Write out the data word for word, taking care that no picture is carried over.

□ □ □

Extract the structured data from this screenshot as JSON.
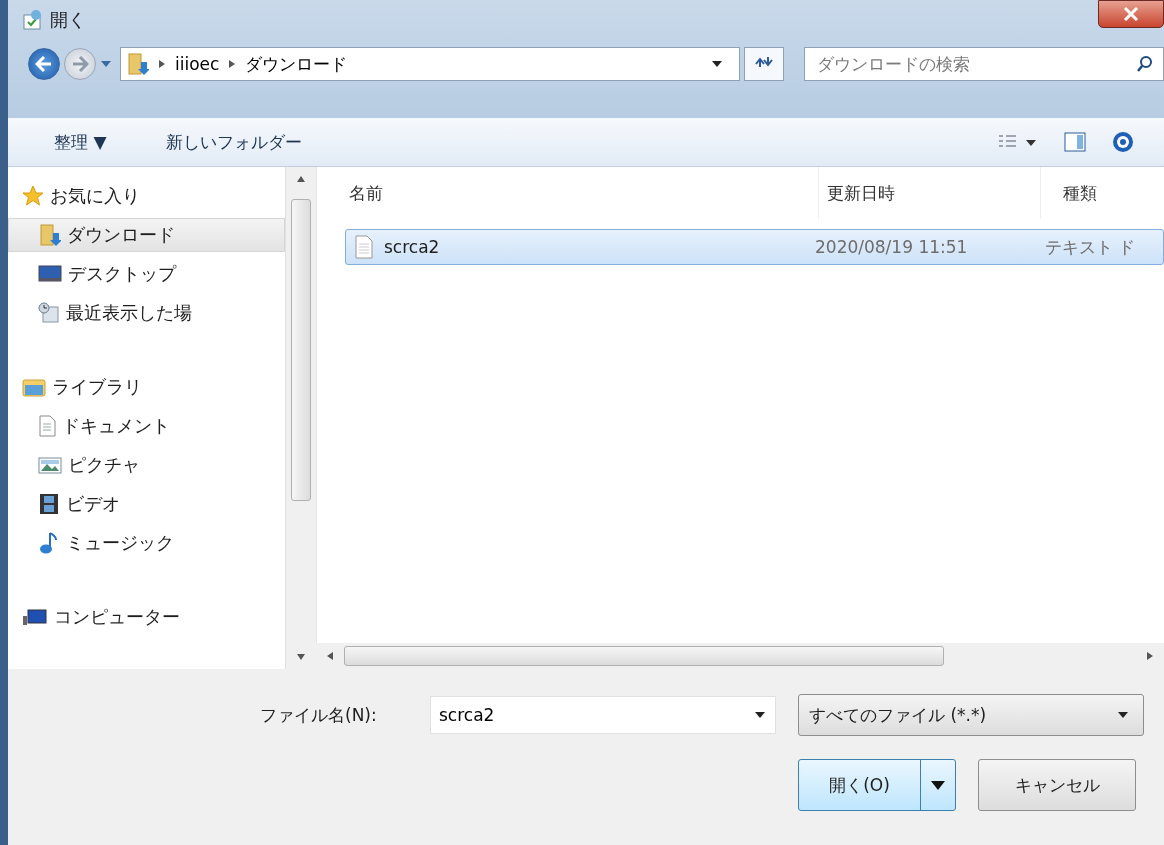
{
  "window": {
    "title": "開く"
  },
  "address_bar": {
    "path": [
      "iiioec",
      "ダウンロード"
    ]
  },
  "search": {
    "placeholder": "ダウンロードの検索"
  },
  "toolbar": {
    "organize": "整理 ▼",
    "new_folder": "新しいフォルダー"
  },
  "sidebar": {
    "groups": [
      {
        "label": "お気に入り",
        "children": [
          {
            "label": "ダウンロード",
            "selected": true
          },
          {
            "label": "デスクトップ",
            "selected": false
          },
          {
            "label": "最近表示した場",
            "selected": false
          }
        ]
      },
      {
        "label": "ライブラリ",
        "children": [
          {
            "label": "ドキュメント",
            "selected": false
          },
          {
            "label": "ピクチャ",
            "selected": false
          },
          {
            "label": "ビデオ",
            "selected": false
          },
          {
            "label": "ミュージック",
            "selected": false
          }
        ]
      },
      {
        "label": "コンピューター"
      }
    ]
  },
  "file_list": {
    "columns": [
      "名前",
      "更新日時",
      "種類"
    ],
    "rows": [
      {
        "name": "scrca2",
        "modified": "2020/08/19 11:51",
        "type": "テキスト ド",
        "selected": true
      }
    ]
  },
  "file_name": {
    "label": "ファイル名(N):",
    "value": "scrca2"
  },
  "file_type": {
    "value": "すべてのファイル (*.*)"
  },
  "buttons": {
    "open": "開く(O)",
    "cancel": "キャンセル"
  }
}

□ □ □

> **Exercise result**:
Extract the structured data from this screenshot as JSON.
{
  "window": {
    "title": "開く"
  },
  "address_bar": {
    "path": [
      "iiioec",
      "ダウンロード"
    ]
  },
  "search": {
    "placeholder": "ダウンロードの検索"
  },
  "toolbar": {
    "organize": "整理 ▼",
    "new_folder": "新しいフォルダー"
  },
  "sidebar": {
    "groups": [
      {
        "label": "お気に入り",
        "children": [
          {
            "label": "ダウンロード",
            "selected": true
          },
          {
            "label": "デスクトップ",
            "selected": false
          },
          {
            "label": "最近表示した場",
            "selected": false
          }
        ]
      },
      {
        "label": "ライブラリ",
        "children": [
          {
            "label": "ドキュメント",
            "selected": false
          },
          {
            "label": "ピクチャ",
            "selected": false
          },
          {
            "label": "ビデオ",
            "selected": false
          },
          {
            "label": "ミュージック",
            "selected": false
          }
        ]
      },
      {
        "label": "コンピューター"
      }
    ]
  },
  "file_list": {
    "columns": [
      "名前",
      "更新日時",
      "種類"
    ],
    "rows": [
      {
        "name": "scrca2",
        "modified": "2020/08/19 11:51",
        "type": "テキスト ド",
        "selected": true
      }
    ]
  },
  "file_name": {
    "label": "ファイル名(N):",
    "value": "scrca2"
  },
  "file_type": {
    "value": "すべてのファイル (*.*)"
  },
  "buttons": {
    "open": "開く(O)",
    "cancel": "キャンセル"
  }
}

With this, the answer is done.